→ YOUR OBJECTIVE
Everything in the records below must be repeated exactly, except the pictures.

___ EXTRACTED MATERIAL ___

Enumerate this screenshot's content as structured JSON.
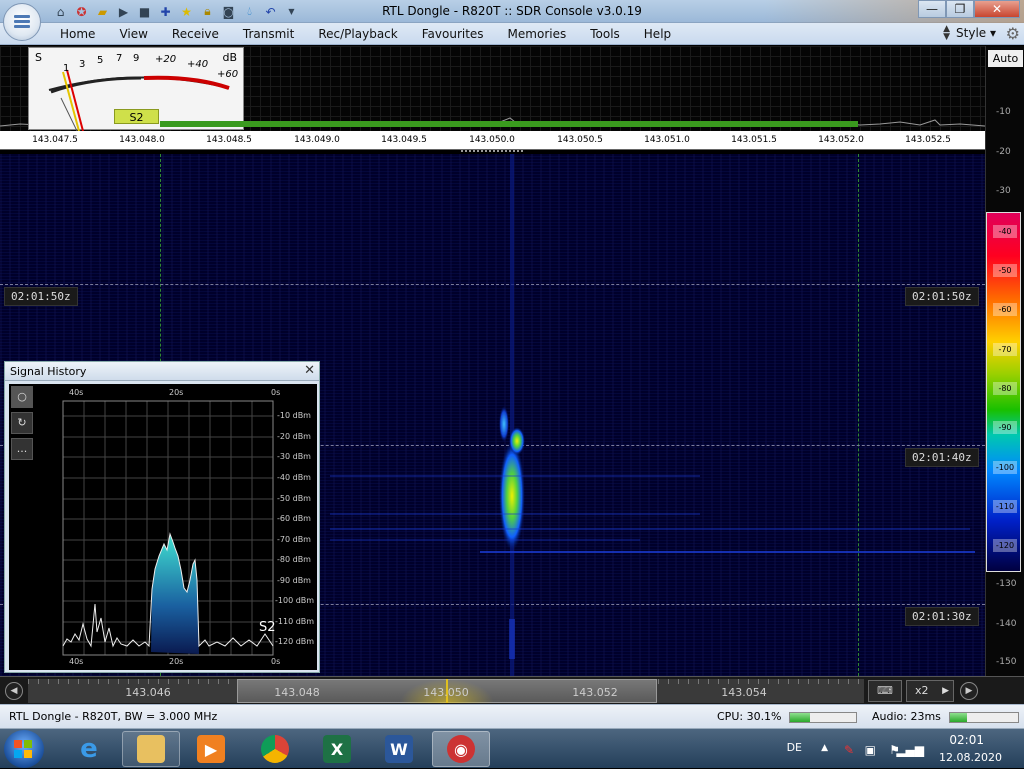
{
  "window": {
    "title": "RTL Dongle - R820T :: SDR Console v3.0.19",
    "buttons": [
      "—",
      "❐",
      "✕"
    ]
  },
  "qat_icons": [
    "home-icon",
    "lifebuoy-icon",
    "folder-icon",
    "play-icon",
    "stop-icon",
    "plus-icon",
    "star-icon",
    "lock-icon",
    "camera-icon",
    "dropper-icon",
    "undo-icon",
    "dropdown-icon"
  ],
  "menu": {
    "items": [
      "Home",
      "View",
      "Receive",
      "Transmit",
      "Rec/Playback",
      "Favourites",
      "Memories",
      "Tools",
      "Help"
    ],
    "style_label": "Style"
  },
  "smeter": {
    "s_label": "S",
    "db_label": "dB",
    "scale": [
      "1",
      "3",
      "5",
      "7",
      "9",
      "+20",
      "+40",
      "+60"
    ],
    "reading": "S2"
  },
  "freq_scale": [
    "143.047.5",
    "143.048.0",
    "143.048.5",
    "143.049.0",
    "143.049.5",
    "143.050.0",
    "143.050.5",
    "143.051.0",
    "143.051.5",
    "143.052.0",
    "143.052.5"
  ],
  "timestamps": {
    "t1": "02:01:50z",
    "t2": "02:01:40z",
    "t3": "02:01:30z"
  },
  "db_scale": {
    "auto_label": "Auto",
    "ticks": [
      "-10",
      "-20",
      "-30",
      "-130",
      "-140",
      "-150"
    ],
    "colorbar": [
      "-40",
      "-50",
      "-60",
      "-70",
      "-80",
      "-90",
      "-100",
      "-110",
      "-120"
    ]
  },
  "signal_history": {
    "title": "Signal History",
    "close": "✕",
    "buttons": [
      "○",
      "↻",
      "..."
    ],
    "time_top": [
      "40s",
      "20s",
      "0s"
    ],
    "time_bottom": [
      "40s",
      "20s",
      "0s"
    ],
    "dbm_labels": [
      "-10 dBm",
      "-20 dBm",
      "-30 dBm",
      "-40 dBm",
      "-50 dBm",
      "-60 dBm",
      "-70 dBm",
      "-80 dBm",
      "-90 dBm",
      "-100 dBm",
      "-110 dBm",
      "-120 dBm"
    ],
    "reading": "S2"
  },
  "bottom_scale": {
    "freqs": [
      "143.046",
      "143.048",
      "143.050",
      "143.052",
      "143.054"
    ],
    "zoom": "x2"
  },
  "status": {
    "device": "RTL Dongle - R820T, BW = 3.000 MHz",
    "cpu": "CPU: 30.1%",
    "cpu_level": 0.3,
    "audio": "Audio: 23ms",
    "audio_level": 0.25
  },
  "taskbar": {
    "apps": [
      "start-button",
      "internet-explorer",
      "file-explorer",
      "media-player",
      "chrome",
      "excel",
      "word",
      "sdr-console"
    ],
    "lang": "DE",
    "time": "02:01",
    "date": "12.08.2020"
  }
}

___

→ ANSWER SPACE
Enumerate this screenshot's content as structured JSON.
{
  "window": {
    "title": "RTL Dongle - R820T :: SDR Console v3.0.19",
    "buttons": [
      "—",
      "❐",
      "✕"
    ]
  },
  "qat_icons": [
    "home-icon",
    "lifebuoy-icon",
    "folder-icon",
    "play-icon",
    "stop-icon",
    "plus-icon",
    "star-icon",
    "lock-icon",
    "camera-icon",
    "dropper-icon",
    "undo-icon",
    "dropdown-icon"
  ],
  "menu": {
    "items": [
      "Home",
      "View",
      "Receive",
      "Transmit",
      "Rec/Playback",
      "Favourites",
      "Memories",
      "Tools",
      "Help"
    ],
    "style_label": "Style"
  },
  "smeter": {
    "s_label": "S",
    "db_label": "dB",
    "scale": [
      "1",
      "3",
      "5",
      "7",
      "9",
      "+20",
      "+40",
      "+60"
    ],
    "reading": "S2"
  },
  "freq_scale": [
    "143.047.5",
    "143.048.0",
    "143.048.5",
    "143.049.0",
    "143.049.5",
    "143.050.0",
    "143.050.5",
    "143.051.0",
    "143.051.5",
    "143.052.0",
    "143.052.5"
  ],
  "timestamps": {
    "t1": "02:01:50z",
    "t2": "02:01:40z",
    "t3": "02:01:30z"
  },
  "db_scale": {
    "auto_label": "Auto",
    "ticks": [
      "-10",
      "-20",
      "-30",
      "-130",
      "-140",
      "-150"
    ],
    "colorbar": [
      "-40",
      "-50",
      "-60",
      "-70",
      "-80",
      "-90",
      "-100",
      "-110",
      "-120"
    ]
  },
  "signal_history": {
    "title": "Signal History",
    "close": "✕",
    "buttons": [
      "○",
      "↻",
      "..."
    ],
    "time_top": [
      "40s",
      "20s",
      "0s"
    ],
    "time_bottom": [
      "40s",
      "20s",
      "0s"
    ],
    "dbm_labels": [
      "-10 dBm",
      "-20 dBm",
      "-30 dBm",
      "-40 dBm",
      "-50 dBm",
      "-60 dBm",
      "-70 dBm",
      "-80 dBm",
      "-90 dBm",
      "-100 dBm",
      "-110 dBm",
      "-120 dBm"
    ],
    "reading": "S2"
  },
  "bottom_scale": {
    "freqs": [
      "143.046",
      "143.048",
      "143.050",
      "143.052",
      "143.054"
    ],
    "zoom": "x2"
  },
  "status": {
    "device": "RTL Dongle - R820T, BW = 3.000 MHz",
    "cpu": "CPU: 30.1%",
    "cpu_level": 0.3,
    "audio": "Audio: 23ms",
    "audio_level": 0.25
  },
  "taskbar": {
    "apps": [
      "start-button",
      "internet-explorer",
      "file-explorer",
      "media-player",
      "chrome",
      "excel",
      "word",
      "sdr-console"
    ],
    "lang": "DE",
    "time": "02:01",
    "date": "12.08.2020"
  }
}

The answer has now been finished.